Anyone reading this in a management position, like I used to be? Do you have to screen job applicants or interview candidates in this desperate economy? Pretty soon, your eyes glaze over and you're putting ninety-nine percent of the hopefuls into the rejection pile, because there are just so damn many of them you can't possibly sift out all the good stuff. And while you're doing it, you know you're doing it and hate it but accept it because you have to. You may have just thrown out Gone With the Wind or Harry Potter, but there's not much you can do about it. You're dealing with an avalanche. Another stack of hopefuls will land on top of you the next day, and the day after that, and the day after that. It's no one's fault, except perhaps the family planning folks who haven't been able to convince our humble race to police its procreative tendencies.
So, is the effort to be a successful writer any different now, in the age of ePublishing, when an agent isn't absolutely necessary - or is it, perhaps, even more difficult? Are the numbers even more stacked against us as writers?
I think so.
Publishing electronically is something anyone can do - and believe me, anyone does. The amount of garbage now available from ePublishers is staggering and suffocating to serious writers. It feels like we're swimming upstream, trying to create well-written, entertaining art in a world increasingly unable or unmotivated to distinguish trash from treasure. Five minutes surfing the current television menu proves that our collective standards have taken a plunge, to a depth nearly impossible to believe if I didn't see it with my own eyes (I gave up subsidizing television providers years ago; these surreal experiences have happened to me in hotel rooms in recent years - but that's another story).
Agents have their own worries about this whole situation, of course. The role of agents and editors and traditional publishers is changing faster than anyone can keep up with. Finding promising writers and cultivating them, then hanging on to them in this razor-thin-profit margin world, is getting more and more difficult for agents. This in turn fuels the drive to find that One Big Writer or One Big Blockbuster - and let's face it, there can't be too many of those, by definition. It feels like an impasse - with writers on one side, the traditional publishing world on the other. It's possible that writers in This New World can function and become successful without representation, but it's darn tough to get known, to really be successful, without someone who really knows the business guiding the way.
So what to do?
Well, I'll tell you. As a writer who would love to be in print, even if it means handing over a big chunk of profit, I'm going back on the hunt for an agent. I'm putting my books out there electronically, but if Harlequin or Avon or Penguin would like to share the love, I'm game.
Time is short, but then, I've never had enough time for anything.
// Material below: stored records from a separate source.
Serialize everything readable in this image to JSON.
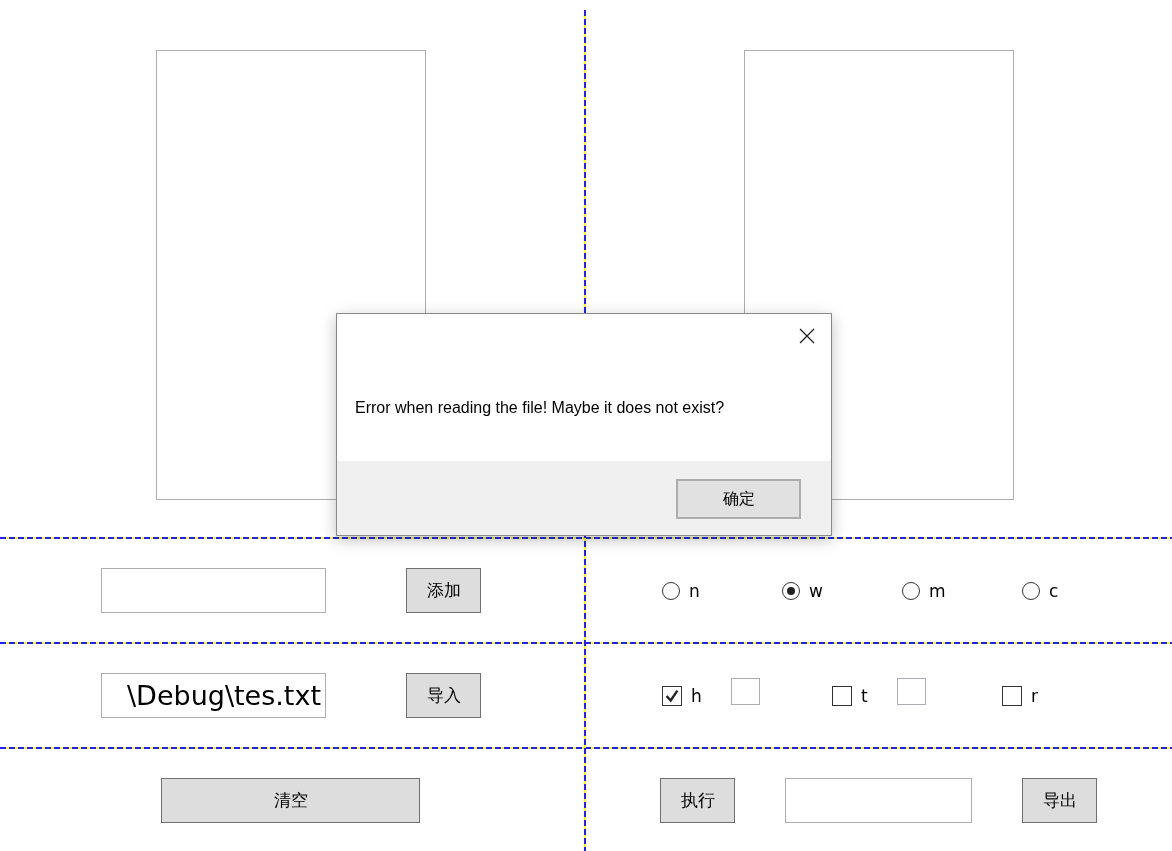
{
  "add_button": "添加",
  "path_field": {
    "value": "\\Debug\\tes.txt"
  },
  "import_button": "导入",
  "clear_button": "清空",
  "radio_options": [
    {
      "label": "n",
      "selected": false
    },
    {
      "label": "w",
      "selected": true
    },
    {
      "label": "m",
      "selected": false
    },
    {
      "label": "c",
      "selected": false
    }
  ],
  "checkboxes": [
    {
      "label": "h",
      "checked": true,
      "kind": "with-field"
    },
    {
      "label": "t",
      "checked": false,
      "kind": "with-field"
    },
    {
      "label": "r",
      "checked": false,
      "kind": "plain"
    }
  ],
  "run_button": "执行",
  "export_button": "导出",
  "dialog": {
    "message": "Error when reading the file! Maybe it does not exist?",
    "ok_button": "确定"
  }
}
I have a very demanding full time job plus a part-time gig (neither of which is remotely related to writing), and take care of a chaotic family. I don't even have time to fold the laundry half the time, so we live out of the laundry basket - clean but wrinkled! For that reason, five minutes here and there, compiling lists and composing letters to prospective agents will have to do.
When - not if - I find another agent, I'm going to forge an alliance that will benefit both of us and be used as a springboard into the multi-platform world of publishing in the twenty-first century.
Back to editing Moonshine.